YOUR GOAL:
When copying the data, keep every line exactly the same.
*** Opening INPUT MATERIAL ***
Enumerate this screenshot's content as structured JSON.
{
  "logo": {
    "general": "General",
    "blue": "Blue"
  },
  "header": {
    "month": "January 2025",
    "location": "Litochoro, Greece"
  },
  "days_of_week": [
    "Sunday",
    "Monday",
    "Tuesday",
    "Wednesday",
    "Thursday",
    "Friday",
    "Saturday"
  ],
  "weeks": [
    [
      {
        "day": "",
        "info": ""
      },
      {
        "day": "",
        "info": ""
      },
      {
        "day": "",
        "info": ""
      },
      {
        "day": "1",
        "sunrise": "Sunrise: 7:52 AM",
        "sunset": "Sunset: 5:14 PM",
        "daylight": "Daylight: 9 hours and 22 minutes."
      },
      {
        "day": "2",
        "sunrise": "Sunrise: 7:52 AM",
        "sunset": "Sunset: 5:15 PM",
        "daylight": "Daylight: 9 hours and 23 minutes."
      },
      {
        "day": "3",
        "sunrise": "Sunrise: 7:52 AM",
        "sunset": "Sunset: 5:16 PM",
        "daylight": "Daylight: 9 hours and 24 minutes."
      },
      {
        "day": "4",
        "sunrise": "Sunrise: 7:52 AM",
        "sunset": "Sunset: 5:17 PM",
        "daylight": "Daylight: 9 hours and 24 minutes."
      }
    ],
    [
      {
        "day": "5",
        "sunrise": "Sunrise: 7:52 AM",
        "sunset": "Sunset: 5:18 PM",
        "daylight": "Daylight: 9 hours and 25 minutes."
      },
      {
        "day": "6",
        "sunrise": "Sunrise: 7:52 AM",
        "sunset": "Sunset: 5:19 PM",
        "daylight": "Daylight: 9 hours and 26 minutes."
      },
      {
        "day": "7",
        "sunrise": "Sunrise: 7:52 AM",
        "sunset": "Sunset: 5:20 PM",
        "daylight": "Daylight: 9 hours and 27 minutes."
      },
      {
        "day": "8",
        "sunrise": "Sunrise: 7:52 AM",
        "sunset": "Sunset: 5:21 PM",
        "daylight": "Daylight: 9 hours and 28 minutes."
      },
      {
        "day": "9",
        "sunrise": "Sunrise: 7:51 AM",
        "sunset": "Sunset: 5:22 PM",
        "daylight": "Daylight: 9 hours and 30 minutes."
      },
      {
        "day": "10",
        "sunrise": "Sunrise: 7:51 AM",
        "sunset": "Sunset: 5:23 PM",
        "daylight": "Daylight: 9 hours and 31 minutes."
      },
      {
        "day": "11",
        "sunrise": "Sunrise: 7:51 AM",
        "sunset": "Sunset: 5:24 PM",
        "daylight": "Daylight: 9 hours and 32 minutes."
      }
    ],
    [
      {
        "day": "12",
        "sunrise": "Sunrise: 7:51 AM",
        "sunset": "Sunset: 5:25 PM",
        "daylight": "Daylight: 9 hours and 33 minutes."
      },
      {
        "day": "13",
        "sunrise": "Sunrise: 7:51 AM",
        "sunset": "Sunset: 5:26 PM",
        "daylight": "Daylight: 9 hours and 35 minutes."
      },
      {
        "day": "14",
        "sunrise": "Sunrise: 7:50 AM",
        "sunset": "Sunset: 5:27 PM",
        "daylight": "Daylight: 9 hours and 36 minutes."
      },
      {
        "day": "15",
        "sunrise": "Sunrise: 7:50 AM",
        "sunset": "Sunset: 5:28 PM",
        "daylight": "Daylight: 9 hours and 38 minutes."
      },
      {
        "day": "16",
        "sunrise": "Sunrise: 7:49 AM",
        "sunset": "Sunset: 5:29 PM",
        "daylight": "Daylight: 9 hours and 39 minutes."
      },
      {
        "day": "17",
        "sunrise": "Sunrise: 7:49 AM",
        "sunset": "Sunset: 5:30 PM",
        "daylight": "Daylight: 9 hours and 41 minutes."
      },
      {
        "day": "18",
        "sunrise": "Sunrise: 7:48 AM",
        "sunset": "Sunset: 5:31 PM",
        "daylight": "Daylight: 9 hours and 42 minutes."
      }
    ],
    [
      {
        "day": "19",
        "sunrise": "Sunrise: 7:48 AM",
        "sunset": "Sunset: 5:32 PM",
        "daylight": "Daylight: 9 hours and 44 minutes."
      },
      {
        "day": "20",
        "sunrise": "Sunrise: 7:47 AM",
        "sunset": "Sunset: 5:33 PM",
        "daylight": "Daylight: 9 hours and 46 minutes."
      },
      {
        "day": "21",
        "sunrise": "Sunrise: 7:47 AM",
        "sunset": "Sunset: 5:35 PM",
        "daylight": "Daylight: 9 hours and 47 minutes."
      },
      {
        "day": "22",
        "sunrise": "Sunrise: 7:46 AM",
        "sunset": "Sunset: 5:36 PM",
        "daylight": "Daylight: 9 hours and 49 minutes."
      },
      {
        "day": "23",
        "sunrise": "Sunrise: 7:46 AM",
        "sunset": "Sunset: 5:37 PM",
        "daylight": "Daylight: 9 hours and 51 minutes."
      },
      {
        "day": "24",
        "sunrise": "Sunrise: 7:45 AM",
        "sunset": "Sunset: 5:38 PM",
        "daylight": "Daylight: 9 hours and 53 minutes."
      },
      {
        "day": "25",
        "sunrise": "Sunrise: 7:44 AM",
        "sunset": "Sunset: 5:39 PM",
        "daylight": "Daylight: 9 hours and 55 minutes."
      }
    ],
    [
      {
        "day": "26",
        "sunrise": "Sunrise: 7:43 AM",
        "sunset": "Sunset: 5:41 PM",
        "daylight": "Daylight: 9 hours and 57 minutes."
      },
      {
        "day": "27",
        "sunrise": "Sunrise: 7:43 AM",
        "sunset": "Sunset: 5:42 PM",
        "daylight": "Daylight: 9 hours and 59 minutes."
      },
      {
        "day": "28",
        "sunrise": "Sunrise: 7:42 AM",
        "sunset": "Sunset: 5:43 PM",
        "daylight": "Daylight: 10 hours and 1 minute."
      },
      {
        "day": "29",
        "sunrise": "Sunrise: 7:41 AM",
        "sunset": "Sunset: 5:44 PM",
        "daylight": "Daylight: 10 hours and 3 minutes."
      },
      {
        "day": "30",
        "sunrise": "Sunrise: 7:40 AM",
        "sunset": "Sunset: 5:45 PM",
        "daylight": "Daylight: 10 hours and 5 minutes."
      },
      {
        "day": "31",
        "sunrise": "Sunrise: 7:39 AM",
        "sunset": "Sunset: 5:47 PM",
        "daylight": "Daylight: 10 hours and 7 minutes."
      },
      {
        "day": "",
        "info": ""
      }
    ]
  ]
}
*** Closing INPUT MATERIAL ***
ANSWER TO THIS EXERCISE:
Enumerate this screenshot's content as structured JSON.
{
  "logo": {
    "general": "General",
    "blue": "Blue"
  },
  "header": {
    "month": "January 2025",
    "location": "Litochoro, Greece"
  },
  "days_of_week": [
    "Sunday",
    "Monday",
    "Tuesday",
    "Wednesday",
    "Thursday",
    "Friday",
    "Saturday"
  ],
  "weeks": [
    [
      {
        "day": "",
        "info": ""
      },
      {
        "day": "",
        "info": ""
      },
      {
        "day": "",
        "info": ""
      },
      {
        "day": "1",
        "sunrise": "Sunrise: 7:52 AM",
        "sunset": "Sunset: 5:14 PM",
        "daylight": "Daylight: 9 hours and 22 minutes."
      },
      {
        "day": "2",
        "sunrise": "Sunrise: 7:52 AM",
        "sunset": "Sunset: 5:15 PM",
        "daylight": "Daylight: 9 hours and 23 minutes."
      },
      {
        "day": "3",
        "sunrise": "Sunrise: 7:52 AM",
        "sunset": "Sunset: 5:16 PM",
        "daylight": "Daylight: 9 hours and 24 minutes."
      },
      {
        "day": "4",
        "sunrise": "Sunrise: 7:52 AM",
        "sunset": "Sunset: 5:17 PM",
        "daylight": "Daylight: 9 hours and 24 minutes."
      }
    ],
    [
      {
        "day": "5",
        "sunrise": "Sunrise: 7:52 AM",
        "sunset": "Sunset: 5:18 PM",
        "daylight": "Daylight: 9 hours and 25 minutes."
      },
      {
        "day": "6",
        "sunrise": "Sunrise: 7:52 AM",
        "sunset": "Sunset: 5:19 PM",
        "daylight": "Daylight: 9 hours and 26 minutes."
      },
      {
        "day": "7",
        "sunrise": "Sunrise: 7:52 AM",
        "sunset": "Sunset: 5:20 PM",
        "daylight": "Daylight: 9 hours and 27 minutes."
      },
      {
        "day": "8",
        "sunrise": "Sunrise: 7:52 AM",
        "sunset": "Sunset: 5:21 PM",
        "daylight": "Daylight: 9 hours and 28 minutes."
      },
      {
        "day": "9",
        "sunrise": "Sunrise: 7:51 AM",
        "sunset": "Sunset: 5:22 PM",
        "daylight": "Daylight: 9 hours and 30 minutes."
      },
      {
        "day": "10",
        "sunrise": "Sunrise: 7:51 AM",
        "sunset": "Sunset: 5:23 PM",
        "daylight": "Daylight: 9 hours and 31 minutes."
      },
      {
        "day": "11",
        "sunrise": "Sunrise: 7:51 AM",
        "sunset": "Sunset: 5:24 PM",
        "daylight": "Daylight: 9 hours and 32 minutes."
      }
    ],
    [
      {
        "day": "12",
        "sunrise": "Sunrise: 7:51 AM",
        "sunset": "Sunset: 5:25 PM",
        "daylight": "Daylight: 9 hours and 33 minutes."
      },
      {
        "day": "13",
        "sunrise": "Sunrise: 7:51 AM",
        "sunset": "Sunset: 5:26 PM",
        "daylight": "Daylight: 9 hours and 35 minutes."
      },
      {
        "day": "14",
        "sunrise": "Sunrise: 7:50 AM",
        "sunset": "Sunset: 5:27 PM",
        "daylight": "Daylight: 9 hours and 36 minutes."
      },
      {
        "day": "15",
        "sunrise": "Sunrise: 7:50 AM",
        "sunset": "Sunset: 5:28 PM",
        "daylight": "Daylight: 9 hours and 38 minutes."
      },
      {
        "day": "16",
        "sunrise": "Sunrise: 7:49 AM",
        "sunset": "Sunset: 5:29 PM",
        "daylight": "Daylight: 9 hours and 39 minutes."
      },
      {
        "day": "17",
        "sunrise": "Sunrise: 7:49 AM",
        "sunset": "Sunset: 5:30 PM",
        "daylight": "Daylight: 9 hours and 41 minutes."
      },
      {
        "day": "18",
        "sunrise": "Sunrise: 7:48 AM",
        "sunset": "Sunset: 5:31 PM",
        "daylight": "Daylight: 9 hours and 42 minutes."
      }
    ],
    [
      {
        "day": "19",
        "sunrise": "Sunrise: 7:48 AM",
        "sunset": "Sunset: 5:32 PM",
        "daylight": "Daylight: 9 hours and 44 minutes."
      },
      {
        "day": "20",
        "sunrise": "Sunrise: 7:47 AM",
        "sunset": "Sunset: 5:33 PM",
        "daylight": "Daylight: 9 hours and 46 minutes."
      },
      {
        "day": "21",
        "sunrise": "Sunrise: 7:47 AM",
        "sunset": "Sunset: 5:35 PM",
        "daylight": "Daylight: 9 hours and 47 minutes."
      },
      {
        "day": "22",
        "sunrise": "Sunrise: 7:46 AM",
        "sunset": "Sunset: 5:36 PM",
        "daylight": "Daylight: 9 hours and 49 minutes."
      },
      {
        "day": "23",
        "sunrise": "Sunrise: 7:46 AM",
        "sunset": "Sunset: 5:37 PM",
        "daylight": "Daylight: 9 hours and 51 minutes."
      },
      {
        "day": "24",
        "sunrise": "Sunrise: 7:45 AM",
        "sunset": "Sunset: 5:38 PM",
        "daylight": "Daylight: 9 hours and 53 minutes."
      },
      {
        "day": "25",
        "sunrise": "Sunrise: 7:44 AM",
        "sunset": "Sunset: 5:39 PM",
        "daylight": "Daylight: 9 hours and 55 minutes."
      }
    ],
    [
      {
        "day": "26",
        "sunrise": "Sunrise: 7:43 AM",
        "sunset": "Sunset: 5:41 PM",
        "daylight": "Daylight: 9 hours and 57 minutes."
      },
      {
        "day": "27",
        "sunrise": "Sunrise: 7:43 AM",
        "sunset": "Sunset: 5:42 PM",
        "daylight": "Daylight: 9 hours and 59 minutes."
      },
      {
        "day": "28",
        "sunrise": "Sunrise: 7:42 AM",
        "sunset": "Sunset: 5:43 PM",
        "daylight": "Daylight: 10 hours and 1 minute."
      },
      {
        "day": "29",
        "sunrise": "Sunrise: 7:41 AM",
        "sunset": "Sunset: 5:44 PM",
        "daylight": "Daylight: 10 hours and 3 minutes."
      },
      {
        "day": "30",
        "sunrise": "Sunrise: 7:40 AM",
        "sunset": "Sunset: 5:45 PM",
        "daylight": "Daylight: 10 hours and 5 minutes."
      },
      {
        "day": "31",
        "sunrise": "Sunrise: 7:39 AM",
        "sunset": "Sunset: 5:47 PM",
        "daylight": "Daylight: 10 hours and 7 minutes."
      },
      {
        "day": "",
        "info": ""
      }
    ]
  ]
}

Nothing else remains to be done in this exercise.